Why trees choose sewer over stormwater pipes.

Trees are more likely to grow into sewer pipes than stormwater pipes.
Every day we use our plumbing sending that water and fertiliser combination along the pipeline for the trees and their root systems to drink their fill.
BUT, stormwater pipes only carry water when it rains, which in this country is fairly unreliable.
If I was a tree and had a choice of putting my roots into a sewer pipe or a stormwater pipe, I would choose the sewer pipes because every day, as regular as clockwork, I will be fed and watered.
If I chose the stormwater pipes, I may die of thirst!

Tree roots grow through pipe joints.

Tree roots usually enter your pipe line through the pipe joints.

Did you know each clay sewer pipe is usually 2-3 foot long, that’s 600-900mm each?
So, in a pipe line 100 feet in length (30 metres), there could be up to 50 individual pipes with bends and junctions.

That means there are at least 50 different places for a tree to get its roots into your sewer.

That’s a lot of opportunity for tree roots searching for moisture in our hot Australian climate with unpredictable rain fall.

If you’re considering pipe relining, root cutting or a pipe renewal as options for keeping the roots at bay remember, the tree roots can just move down to the next pipe joint that hasn’t been protected.

Tree roots in drains start out small

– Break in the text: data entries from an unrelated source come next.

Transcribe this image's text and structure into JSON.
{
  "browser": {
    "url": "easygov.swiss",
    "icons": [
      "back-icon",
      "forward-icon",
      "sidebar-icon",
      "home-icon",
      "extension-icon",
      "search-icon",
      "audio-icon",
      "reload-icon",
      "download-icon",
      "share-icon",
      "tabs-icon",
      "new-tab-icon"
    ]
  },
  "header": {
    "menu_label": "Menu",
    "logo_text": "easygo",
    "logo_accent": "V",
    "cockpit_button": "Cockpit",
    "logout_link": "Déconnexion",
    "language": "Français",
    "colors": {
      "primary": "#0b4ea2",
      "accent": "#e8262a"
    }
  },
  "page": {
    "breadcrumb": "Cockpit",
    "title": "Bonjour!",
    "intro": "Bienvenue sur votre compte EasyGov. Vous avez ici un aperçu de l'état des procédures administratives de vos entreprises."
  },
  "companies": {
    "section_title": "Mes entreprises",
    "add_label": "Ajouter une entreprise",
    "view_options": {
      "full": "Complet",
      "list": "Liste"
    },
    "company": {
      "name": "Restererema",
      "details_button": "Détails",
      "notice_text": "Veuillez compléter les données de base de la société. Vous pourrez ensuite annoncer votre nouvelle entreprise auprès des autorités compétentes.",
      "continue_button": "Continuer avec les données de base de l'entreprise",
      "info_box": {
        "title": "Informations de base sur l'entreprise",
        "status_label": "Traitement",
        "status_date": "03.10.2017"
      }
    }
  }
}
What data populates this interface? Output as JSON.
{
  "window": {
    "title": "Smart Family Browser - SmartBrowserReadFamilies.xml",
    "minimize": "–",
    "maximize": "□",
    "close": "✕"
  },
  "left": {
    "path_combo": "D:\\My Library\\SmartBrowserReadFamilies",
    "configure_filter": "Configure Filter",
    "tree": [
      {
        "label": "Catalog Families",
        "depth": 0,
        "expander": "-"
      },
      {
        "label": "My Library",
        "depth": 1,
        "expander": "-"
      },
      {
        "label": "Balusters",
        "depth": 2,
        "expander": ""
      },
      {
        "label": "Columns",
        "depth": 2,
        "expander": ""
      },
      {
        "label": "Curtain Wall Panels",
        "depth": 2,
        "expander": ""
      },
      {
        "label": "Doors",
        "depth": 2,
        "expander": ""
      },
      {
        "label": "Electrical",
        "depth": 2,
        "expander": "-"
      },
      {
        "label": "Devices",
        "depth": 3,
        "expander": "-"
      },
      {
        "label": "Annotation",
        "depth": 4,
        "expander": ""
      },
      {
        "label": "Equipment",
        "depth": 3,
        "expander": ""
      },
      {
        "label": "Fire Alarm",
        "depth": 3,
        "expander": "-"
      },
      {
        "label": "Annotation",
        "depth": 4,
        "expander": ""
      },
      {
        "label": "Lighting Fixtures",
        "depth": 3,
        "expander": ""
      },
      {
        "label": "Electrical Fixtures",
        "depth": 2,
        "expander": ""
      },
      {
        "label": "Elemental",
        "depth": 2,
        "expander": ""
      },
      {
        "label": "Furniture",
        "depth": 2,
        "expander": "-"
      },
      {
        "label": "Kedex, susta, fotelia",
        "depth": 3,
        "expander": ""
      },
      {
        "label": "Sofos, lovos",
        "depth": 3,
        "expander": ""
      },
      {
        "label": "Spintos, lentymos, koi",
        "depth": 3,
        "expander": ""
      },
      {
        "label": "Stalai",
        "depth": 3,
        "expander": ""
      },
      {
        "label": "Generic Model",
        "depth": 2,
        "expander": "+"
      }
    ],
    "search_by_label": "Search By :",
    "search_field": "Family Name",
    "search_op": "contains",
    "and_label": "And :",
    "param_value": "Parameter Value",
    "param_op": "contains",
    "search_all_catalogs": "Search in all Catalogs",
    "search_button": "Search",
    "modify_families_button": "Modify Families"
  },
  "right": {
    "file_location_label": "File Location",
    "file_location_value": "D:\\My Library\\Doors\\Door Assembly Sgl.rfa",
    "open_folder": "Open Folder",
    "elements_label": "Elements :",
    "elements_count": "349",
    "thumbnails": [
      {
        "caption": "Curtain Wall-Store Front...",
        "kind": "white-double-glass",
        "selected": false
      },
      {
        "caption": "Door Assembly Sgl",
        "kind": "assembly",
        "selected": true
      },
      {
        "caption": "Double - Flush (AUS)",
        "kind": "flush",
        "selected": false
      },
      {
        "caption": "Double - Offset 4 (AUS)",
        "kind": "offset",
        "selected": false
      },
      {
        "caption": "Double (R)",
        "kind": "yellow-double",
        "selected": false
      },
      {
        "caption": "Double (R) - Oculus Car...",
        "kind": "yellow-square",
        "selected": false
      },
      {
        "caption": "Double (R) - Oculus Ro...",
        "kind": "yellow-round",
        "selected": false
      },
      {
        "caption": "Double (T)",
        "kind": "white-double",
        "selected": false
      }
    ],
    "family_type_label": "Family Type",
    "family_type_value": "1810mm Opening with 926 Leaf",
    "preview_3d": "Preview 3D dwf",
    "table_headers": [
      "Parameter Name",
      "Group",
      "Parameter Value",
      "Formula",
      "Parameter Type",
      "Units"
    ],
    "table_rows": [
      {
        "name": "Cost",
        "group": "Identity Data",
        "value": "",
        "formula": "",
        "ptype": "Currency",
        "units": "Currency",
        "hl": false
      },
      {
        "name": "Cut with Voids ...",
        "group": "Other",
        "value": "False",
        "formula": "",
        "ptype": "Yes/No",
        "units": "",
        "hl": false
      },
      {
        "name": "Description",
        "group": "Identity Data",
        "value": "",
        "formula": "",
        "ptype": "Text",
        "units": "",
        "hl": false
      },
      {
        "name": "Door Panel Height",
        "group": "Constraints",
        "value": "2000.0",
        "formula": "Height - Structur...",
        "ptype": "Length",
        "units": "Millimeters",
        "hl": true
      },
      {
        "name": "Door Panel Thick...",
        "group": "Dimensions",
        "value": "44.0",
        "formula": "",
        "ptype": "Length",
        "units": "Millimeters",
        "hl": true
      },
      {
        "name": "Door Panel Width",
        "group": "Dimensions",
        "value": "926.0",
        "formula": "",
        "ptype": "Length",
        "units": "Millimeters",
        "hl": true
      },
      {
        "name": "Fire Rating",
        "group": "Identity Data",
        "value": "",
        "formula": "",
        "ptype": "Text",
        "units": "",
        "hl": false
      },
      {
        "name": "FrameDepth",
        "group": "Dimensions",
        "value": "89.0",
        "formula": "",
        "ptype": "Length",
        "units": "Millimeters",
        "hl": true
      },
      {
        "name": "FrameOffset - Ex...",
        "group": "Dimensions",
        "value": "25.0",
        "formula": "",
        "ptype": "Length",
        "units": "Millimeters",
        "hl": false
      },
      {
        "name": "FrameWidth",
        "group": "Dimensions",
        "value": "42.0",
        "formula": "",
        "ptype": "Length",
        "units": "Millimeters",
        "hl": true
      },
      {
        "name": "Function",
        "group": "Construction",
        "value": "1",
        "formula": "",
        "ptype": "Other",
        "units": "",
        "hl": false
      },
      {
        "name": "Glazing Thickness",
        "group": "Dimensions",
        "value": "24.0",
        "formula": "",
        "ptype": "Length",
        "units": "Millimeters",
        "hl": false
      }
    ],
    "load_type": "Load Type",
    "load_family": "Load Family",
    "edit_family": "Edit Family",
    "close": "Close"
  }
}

Do you know how small tree roots are when they enter your sewer drains?
Believe it or not, when tree roots enter your drains through small cracks in the pipe joints, they are finer than the hairs on your head or the purest Australian wool.
Then, once they are in the cracks and pipe joints they multiply